OnePlus had a rather turbulent year announcing plenty of changes that await fans and users in 2022 but one of the biggest surprises is that the OEM skipped its T series this year. The OnePlus RT was allegedly comming in December, but that never materialized. And we must say that this year, we feel like there were more losers than winners at OnePlus’ camp. So we’ve picked the highlights from this year, as we usually do. Here it goes.
Winner: OnePlus Nord series
It feels like the Nord lineup is slowly becoming the leading OnePlus lineup. Last year we praised some of the Nord phones and this year Nord 2 5G and the Nord CE 5G were very successful midrangers. In fact the Nord 2 5G is probably the best handset you can get right now at €400. In countries, where it’s available that is, which sadly doesn’t include the US.

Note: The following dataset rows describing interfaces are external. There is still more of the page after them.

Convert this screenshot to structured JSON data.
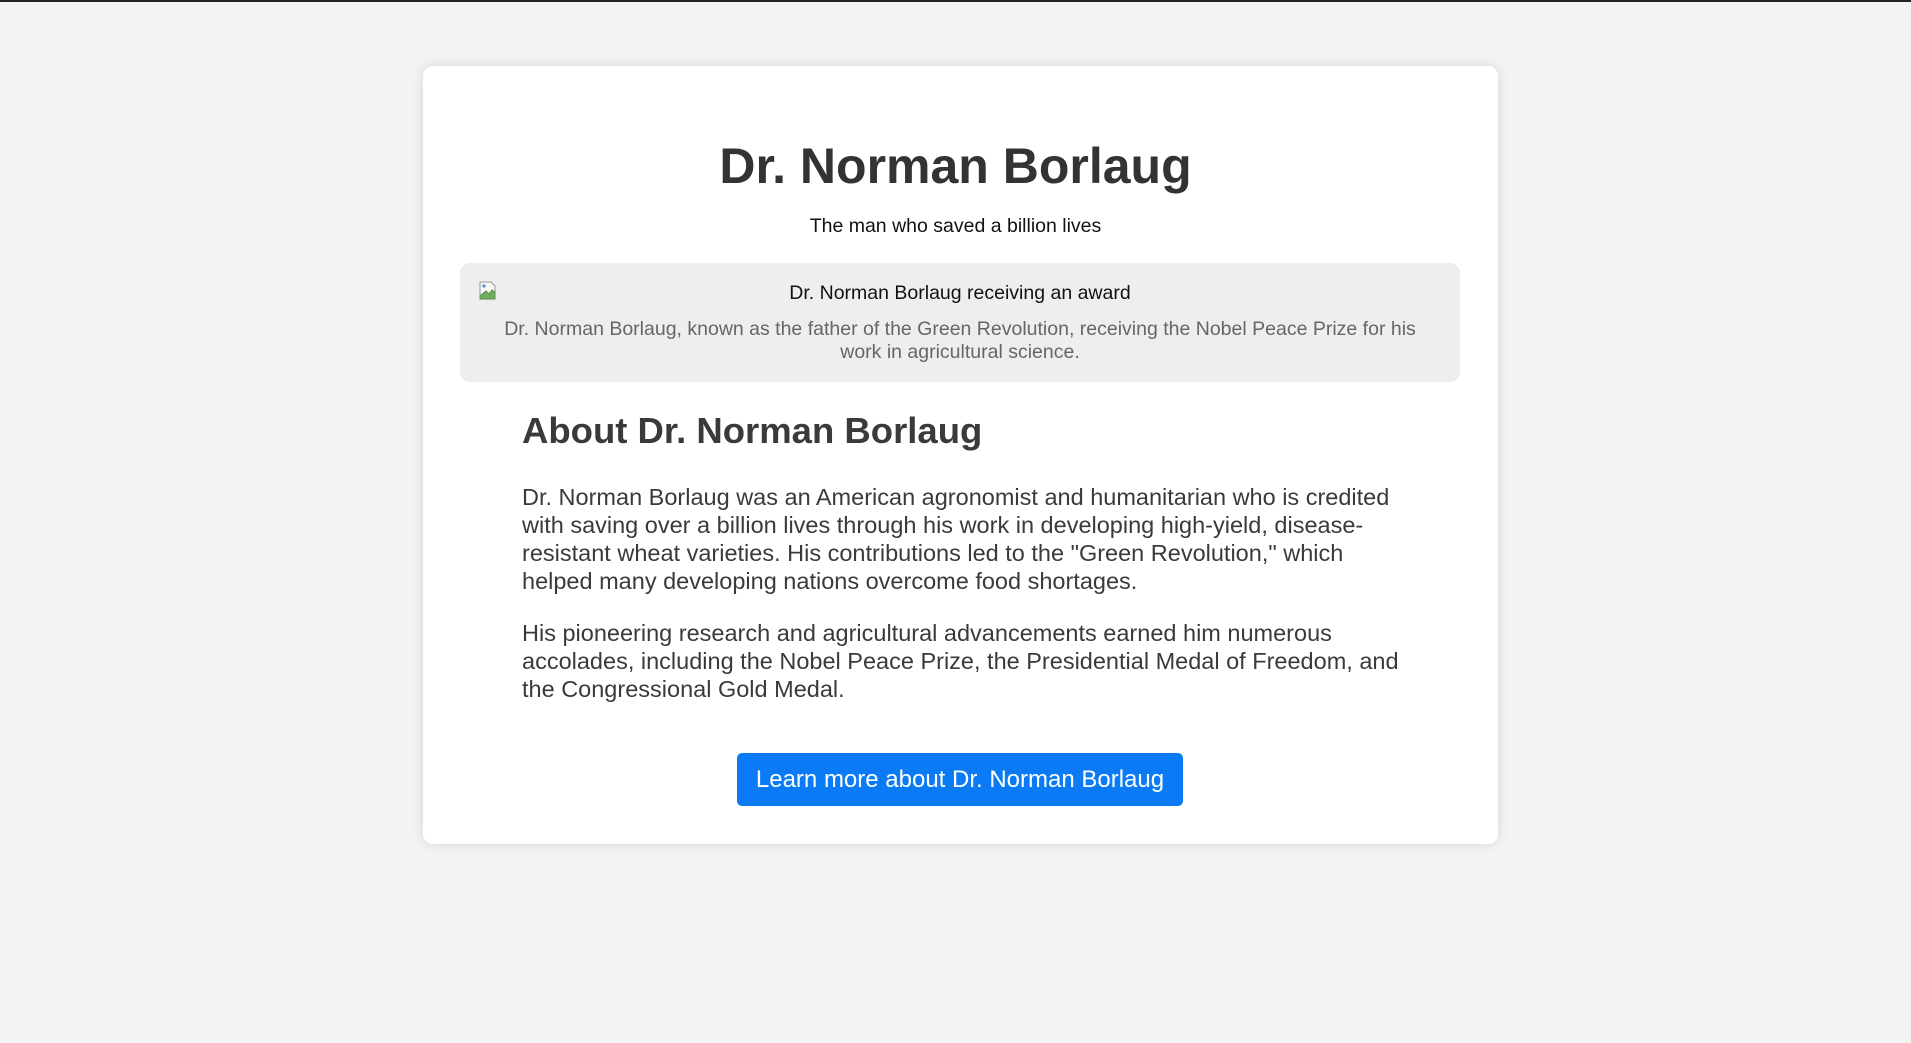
{
  "header": {
    "title": "Dr. Norman Borlaug",
    "subtitle": "The man who saved a billion lives"
  },
  "figure": {
    "image_alt": "Dr. Norman Borlaug receiving an award",
    "image_icon": "broken-image-icon",
    "caption": "Dr. Norman Borlaug, known as the father of the Green Revolution, receiving the Nobel Peace Prize for his work in agricultural science."
  },
  "about": {
    "heading": "About Dr. Norman Borlaug",
    "paragraphs": [
      "Dr. Norman Borlaug was an American agronomist and humanitarian who is credited with saving over a billion lives through his work in developing high-yield, disease-resistant wheat varieties. His contributions led to the \"Green Revolution,\" which helped many developing nations overcome food shortages.",
      "His pioneering research and agricultural advancements earned him numerous accolades, including the Nobel Peace Prize, the Presidential Medal of Freedom, and the Congressional Gold Medal."
    ]
  },
  "cta": {
    "label": "Learn more about Dr. Norman Borlaug"
  },
  "colors": {
    "page_background": "#f3f3f3",
    "card_background": "#ffffff",
    "figure_background": "#eeeeee",
    "button_background": "#0b7bf5",
    "button_text": "#ffffff",
    "heading_text": "#333333",
    "caption_text": "#666666"
  }
}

OnePlus Nord 2 5G and Nord CE 5G
One could even argue that the Nord series bring back what OnePlus was all about in the beginning – great price/performance ratio. The Nord 2 and the Nord CE are well-built, balanced and powerful handsets and make a lot of sense if you are into OxygenOS. Although, that last part is rather debatable given recent developments with Oppo’s ColorOS merge. But more on that later.
Loser: OnePlus Watch
We honestly expected more. Especially when the first rumors of OnePlus’ watch started flying in. And then, it turned out to be a glorified fitness tracker. OnePlus could have at least put WearOS on it – a missed opportunity there.
When you add the uninspiring watch faces, lengthy strap, no always-on display and limited amount of workout modes to the list of cons, the watch starts to make even less sense. At $159 asking price, it’s even a bit overpriced in some markets.
Winner: OnePlus 9 Pro
Sure, the OnePlus 9 Pro has its issues but it’s a solid phone nonetheless. It’s a relatively more affordable than most flagships with the same screen size and it has all the bells and whistles you’d expect from a proper flagship phone. Moreover, the 9 Pro is quite competitive in markets such as the USA, where there are less manufacturers present, and India, where it’s avaialble at a barganous price.
The only thing that’s not really all that competitive is the camera experience, which brings us to our next point.
OnePlus has been promising to improve its camera experience for years now. It’s been the only blemish on the maker’s CV. Speedy and clean software are nice, but a flagship needs to cover all bases if it to compete against the big guys.
The whole Hasselblad marketing worked out well for the hype but didn’t translate into spectacular image quality. The first time we heard about the news we thought that OnePlus is really onto something here. After all, we haven’t seen the legendary Hasselblad brand on a smartphone, so we hoped it will be more about exchanging know-how and less about marketing.
We are not saying the cameras are bad, we are saying that they are not as good as the best in the industry. Of course, we saw a great improvement in the ultrawide camera but it wasn’t enough to replace the 8 Pro in our cameraphone 2021 Buyer’s guide. Also, while everyone is making periscope cameras nowadays, OnePlus is still stuck with a modest 3x telephoto unit.
OxygenOS and its fans are probably the biggest losers this year. After all, the timely updates, clutter-free and speedy OxygenOS software has been the staple of OnePlus’ success over the years and since the company announced that it’s merging its OS with Oppo’s ColorOS, there has been an outcry in the community. Gone are the days of stock-looking Android.
This will surely push away some older OnePlus diehard fans and when you account for the rather troublesome OxygeonOS updates for new and old phones, there’s no surprise that users will be taking their business elsewhere.
You can make a case that OnePlus just lost its identity and this move almost completely closes the gap between Oppo and OnePlus phones.
There’s a silver lining to all of this, though. As OnePlus and Oppo point out, sharing R&D and software support, OnePlus may actually stand to gain more than it loses. It could potentially mean that Oppo’s ColorOS updates would come faster with fewer issues.
We hope this turns out well for OnePlus and we will see how this unravels in 2022.